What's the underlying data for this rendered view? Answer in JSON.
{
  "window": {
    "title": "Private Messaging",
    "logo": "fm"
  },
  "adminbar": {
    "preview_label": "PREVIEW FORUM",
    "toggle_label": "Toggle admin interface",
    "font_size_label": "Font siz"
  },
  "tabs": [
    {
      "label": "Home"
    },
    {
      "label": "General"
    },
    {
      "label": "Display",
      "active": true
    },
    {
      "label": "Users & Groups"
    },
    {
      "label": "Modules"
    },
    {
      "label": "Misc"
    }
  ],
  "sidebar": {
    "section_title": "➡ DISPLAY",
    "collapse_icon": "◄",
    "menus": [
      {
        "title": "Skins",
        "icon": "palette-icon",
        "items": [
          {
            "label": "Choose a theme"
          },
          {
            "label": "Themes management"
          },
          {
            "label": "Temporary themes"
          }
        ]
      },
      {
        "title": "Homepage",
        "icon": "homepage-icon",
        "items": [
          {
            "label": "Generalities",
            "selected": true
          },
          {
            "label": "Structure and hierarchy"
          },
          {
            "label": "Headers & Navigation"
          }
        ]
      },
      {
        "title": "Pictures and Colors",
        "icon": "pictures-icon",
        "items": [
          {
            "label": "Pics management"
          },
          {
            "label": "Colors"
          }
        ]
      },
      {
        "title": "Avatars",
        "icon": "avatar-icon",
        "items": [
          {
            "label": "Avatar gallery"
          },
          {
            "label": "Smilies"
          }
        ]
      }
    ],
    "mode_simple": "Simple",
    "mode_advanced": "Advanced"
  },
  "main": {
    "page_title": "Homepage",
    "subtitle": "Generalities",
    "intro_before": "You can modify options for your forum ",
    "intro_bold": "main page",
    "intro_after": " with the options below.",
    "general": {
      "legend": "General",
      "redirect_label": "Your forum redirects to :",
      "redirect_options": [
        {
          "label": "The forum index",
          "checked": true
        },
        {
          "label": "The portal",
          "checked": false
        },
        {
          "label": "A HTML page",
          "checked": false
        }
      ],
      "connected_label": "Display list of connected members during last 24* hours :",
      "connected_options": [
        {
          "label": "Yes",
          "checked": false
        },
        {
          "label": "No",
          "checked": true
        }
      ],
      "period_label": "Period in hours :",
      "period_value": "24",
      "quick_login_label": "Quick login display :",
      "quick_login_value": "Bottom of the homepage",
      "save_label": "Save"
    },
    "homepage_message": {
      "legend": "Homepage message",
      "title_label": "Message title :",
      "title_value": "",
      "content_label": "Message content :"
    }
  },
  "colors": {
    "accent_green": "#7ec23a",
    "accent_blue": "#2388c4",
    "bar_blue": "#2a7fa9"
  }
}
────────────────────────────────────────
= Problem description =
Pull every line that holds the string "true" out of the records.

= Result below =
      "active": true
            "selected": true
          "checked": true
          "checked": true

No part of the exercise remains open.